Saved data entries:

┌──

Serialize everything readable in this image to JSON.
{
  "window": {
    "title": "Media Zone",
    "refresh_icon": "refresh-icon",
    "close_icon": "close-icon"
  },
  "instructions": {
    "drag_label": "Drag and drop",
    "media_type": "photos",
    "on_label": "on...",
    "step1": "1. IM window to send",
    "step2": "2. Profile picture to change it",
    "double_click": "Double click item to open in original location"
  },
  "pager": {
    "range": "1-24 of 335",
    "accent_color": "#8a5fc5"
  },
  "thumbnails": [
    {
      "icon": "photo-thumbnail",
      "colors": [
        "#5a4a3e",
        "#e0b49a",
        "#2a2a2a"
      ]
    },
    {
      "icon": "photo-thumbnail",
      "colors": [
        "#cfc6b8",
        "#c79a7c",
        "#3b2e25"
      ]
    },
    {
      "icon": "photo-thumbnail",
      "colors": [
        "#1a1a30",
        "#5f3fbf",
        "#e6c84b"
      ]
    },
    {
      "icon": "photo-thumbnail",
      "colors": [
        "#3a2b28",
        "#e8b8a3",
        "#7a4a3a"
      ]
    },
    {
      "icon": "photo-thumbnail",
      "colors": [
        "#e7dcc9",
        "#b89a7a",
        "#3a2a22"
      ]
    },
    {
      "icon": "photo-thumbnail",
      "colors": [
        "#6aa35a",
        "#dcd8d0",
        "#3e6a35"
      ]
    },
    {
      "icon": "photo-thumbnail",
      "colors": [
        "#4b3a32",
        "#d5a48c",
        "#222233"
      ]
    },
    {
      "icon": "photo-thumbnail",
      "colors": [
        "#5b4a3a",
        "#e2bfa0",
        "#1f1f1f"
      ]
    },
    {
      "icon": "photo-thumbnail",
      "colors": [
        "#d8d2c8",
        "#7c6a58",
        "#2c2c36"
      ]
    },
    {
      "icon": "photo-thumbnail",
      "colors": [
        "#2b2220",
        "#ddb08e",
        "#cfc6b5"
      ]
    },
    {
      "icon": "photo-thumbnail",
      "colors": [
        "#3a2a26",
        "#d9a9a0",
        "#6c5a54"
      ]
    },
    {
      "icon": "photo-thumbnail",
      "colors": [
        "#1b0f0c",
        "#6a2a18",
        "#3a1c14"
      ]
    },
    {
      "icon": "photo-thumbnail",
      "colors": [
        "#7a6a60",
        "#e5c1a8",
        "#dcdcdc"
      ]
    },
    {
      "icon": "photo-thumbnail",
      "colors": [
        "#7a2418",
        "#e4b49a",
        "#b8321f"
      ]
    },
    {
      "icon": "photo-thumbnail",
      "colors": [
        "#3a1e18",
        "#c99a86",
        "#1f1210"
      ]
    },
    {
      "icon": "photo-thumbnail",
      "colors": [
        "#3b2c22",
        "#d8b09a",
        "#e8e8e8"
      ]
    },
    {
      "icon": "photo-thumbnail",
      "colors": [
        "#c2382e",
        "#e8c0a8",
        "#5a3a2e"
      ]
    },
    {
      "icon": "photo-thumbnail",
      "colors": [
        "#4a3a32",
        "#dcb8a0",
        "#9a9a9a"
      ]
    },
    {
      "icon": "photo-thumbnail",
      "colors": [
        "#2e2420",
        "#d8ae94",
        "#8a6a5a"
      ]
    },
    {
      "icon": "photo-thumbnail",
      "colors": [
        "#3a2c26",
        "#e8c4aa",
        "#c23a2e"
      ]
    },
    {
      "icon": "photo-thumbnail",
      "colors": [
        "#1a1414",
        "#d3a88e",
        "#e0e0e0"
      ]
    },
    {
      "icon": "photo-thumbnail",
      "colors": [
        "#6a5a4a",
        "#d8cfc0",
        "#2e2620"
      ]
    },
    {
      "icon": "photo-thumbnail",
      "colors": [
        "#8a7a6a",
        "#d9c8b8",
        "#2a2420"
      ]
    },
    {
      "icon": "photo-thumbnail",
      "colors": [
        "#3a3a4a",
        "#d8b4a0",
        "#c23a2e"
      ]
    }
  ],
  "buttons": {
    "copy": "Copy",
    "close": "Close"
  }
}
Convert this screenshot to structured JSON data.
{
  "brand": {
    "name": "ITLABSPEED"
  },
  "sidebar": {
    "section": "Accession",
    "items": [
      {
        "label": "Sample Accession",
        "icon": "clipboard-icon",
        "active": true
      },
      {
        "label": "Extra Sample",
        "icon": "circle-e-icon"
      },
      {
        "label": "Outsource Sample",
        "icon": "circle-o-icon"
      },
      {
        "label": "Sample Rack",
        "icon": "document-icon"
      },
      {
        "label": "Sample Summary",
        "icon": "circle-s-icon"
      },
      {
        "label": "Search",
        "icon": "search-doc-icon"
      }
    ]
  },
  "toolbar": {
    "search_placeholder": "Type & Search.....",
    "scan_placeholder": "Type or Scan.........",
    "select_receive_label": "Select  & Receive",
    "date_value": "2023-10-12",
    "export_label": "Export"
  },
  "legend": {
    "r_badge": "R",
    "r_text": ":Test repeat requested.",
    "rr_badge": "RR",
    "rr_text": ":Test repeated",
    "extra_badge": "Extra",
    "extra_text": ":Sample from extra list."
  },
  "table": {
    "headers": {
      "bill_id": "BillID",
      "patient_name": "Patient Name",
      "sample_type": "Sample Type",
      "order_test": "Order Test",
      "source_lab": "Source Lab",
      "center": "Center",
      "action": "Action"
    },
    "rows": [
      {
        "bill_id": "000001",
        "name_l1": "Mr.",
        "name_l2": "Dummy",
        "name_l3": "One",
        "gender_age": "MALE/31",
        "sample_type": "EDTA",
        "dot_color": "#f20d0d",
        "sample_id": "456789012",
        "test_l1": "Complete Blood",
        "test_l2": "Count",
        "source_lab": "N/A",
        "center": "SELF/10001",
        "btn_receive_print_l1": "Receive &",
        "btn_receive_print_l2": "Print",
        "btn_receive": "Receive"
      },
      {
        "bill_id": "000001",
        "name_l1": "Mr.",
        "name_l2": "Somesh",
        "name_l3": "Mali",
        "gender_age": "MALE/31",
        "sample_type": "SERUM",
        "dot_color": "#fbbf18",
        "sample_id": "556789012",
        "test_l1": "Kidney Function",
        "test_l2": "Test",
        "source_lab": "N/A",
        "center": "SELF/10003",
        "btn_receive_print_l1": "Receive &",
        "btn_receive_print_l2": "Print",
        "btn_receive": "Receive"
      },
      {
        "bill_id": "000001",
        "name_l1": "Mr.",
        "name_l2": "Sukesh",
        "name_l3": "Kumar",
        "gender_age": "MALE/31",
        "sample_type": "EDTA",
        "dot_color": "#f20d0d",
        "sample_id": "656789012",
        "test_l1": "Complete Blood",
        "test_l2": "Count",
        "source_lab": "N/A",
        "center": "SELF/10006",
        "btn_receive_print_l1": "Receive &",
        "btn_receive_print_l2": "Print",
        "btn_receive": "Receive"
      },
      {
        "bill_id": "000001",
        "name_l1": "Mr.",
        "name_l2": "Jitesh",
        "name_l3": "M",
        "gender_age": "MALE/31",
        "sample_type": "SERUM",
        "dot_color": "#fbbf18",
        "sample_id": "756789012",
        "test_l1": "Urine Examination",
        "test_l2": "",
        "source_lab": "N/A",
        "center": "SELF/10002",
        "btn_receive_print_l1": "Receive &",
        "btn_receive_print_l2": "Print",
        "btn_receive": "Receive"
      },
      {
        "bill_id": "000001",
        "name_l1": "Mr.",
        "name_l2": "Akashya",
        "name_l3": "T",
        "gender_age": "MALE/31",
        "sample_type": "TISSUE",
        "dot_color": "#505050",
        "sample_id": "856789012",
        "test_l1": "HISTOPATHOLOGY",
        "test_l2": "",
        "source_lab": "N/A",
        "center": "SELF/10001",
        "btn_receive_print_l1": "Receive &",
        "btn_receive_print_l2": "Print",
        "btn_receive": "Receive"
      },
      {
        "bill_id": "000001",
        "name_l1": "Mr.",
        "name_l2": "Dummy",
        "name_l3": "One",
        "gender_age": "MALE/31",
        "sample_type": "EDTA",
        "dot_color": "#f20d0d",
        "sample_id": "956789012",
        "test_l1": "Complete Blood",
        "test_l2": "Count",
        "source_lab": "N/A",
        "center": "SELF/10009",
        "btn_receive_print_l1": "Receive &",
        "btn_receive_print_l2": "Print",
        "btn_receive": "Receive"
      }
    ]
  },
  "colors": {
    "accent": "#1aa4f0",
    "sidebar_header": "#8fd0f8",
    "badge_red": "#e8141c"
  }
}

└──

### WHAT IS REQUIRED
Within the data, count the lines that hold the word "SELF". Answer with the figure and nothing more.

### WRITTEN ANSWER
6